Part Two: Getting Past Capital
Digital technology is shifting scarcity from capital to attention. That is one of the central arguments of World After Capital. With the philosophical foundation out of the way now is the time to back this claim up with some numbers.
First I will examine trends in population growth to show that fears of a further population explosion are unfounded. Then I will look at how much productive capital exists in the world relative to the basic needs of humanity. While that section still needs work, it already contains interesting statistics that suggest we have sufficient capital.
Besides capital, the other critical input to production in the Industrial Age is labor. Labor is provided through what I call the job loop: most people earn a living by selling their labor and then using their wages to buy goods and services, which in turn are produced by other job holders.
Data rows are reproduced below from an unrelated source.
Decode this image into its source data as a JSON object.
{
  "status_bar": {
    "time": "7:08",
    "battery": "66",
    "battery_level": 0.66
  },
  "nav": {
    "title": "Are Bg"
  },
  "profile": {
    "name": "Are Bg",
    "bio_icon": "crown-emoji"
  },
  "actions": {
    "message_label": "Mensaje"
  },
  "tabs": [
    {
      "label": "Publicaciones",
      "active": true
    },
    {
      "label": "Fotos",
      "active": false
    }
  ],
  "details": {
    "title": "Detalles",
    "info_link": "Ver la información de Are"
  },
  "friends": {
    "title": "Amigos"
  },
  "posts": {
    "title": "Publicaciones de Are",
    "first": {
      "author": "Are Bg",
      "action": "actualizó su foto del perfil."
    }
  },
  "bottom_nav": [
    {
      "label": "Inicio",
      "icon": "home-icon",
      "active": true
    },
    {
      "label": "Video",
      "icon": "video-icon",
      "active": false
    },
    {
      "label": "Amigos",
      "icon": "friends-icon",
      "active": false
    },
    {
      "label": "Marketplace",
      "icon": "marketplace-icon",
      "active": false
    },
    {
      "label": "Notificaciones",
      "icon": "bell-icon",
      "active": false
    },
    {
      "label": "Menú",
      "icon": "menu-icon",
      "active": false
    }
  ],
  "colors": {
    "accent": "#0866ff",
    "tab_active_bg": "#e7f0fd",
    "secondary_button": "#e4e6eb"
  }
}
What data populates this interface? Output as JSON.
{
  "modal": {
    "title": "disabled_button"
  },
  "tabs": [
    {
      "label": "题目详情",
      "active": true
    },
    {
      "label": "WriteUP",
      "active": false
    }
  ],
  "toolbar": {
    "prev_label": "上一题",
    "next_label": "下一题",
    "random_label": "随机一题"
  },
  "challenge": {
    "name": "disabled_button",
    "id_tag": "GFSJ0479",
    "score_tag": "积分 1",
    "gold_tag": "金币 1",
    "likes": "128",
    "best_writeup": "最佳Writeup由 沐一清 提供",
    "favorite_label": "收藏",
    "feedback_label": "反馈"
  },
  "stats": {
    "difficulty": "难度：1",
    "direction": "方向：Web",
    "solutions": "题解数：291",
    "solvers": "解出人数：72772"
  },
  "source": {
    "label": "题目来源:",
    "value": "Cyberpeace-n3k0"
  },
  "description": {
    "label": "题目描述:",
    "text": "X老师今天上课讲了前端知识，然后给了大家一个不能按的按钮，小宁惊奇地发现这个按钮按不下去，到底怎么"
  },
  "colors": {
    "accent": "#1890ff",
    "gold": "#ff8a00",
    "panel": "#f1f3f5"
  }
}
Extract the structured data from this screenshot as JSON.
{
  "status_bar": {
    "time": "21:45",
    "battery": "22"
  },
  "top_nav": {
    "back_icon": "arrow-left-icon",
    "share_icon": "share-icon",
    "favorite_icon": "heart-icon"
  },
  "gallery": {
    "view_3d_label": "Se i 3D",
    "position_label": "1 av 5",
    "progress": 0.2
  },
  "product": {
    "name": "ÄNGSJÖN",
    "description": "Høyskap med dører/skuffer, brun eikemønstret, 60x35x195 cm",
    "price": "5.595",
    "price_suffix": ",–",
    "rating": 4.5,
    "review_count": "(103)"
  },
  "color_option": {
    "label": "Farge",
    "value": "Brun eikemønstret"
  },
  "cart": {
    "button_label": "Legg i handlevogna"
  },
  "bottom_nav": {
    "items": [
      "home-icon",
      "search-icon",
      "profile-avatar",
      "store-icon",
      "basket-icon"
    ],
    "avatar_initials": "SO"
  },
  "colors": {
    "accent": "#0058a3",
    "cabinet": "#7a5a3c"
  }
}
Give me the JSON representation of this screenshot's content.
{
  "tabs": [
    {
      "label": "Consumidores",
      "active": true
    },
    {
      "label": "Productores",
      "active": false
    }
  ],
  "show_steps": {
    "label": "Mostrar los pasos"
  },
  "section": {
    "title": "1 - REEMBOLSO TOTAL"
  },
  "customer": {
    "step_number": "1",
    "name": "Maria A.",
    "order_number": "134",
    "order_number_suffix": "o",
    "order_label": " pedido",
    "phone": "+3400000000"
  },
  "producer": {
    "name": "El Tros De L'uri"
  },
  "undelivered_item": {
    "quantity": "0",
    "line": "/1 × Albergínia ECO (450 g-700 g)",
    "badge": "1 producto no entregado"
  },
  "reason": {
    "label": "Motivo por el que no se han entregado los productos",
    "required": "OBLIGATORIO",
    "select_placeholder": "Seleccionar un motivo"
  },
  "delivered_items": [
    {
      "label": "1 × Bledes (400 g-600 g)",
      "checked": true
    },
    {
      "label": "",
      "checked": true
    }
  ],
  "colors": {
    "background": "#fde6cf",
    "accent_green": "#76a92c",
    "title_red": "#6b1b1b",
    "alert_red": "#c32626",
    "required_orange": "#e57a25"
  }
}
That loop, which currently captures much of our attention, is being disrupted by digital technologies with important implications for how we could allocate our attention in the future.
Finally, I will argue why attention is the crucial scarcity for humanity going forward. Capitalism, with its emphasis on markets, cannot be used to allocate attention due to intrinsic limitations. Prices do not and cannot exist for the most important activities we should be allocating attention to.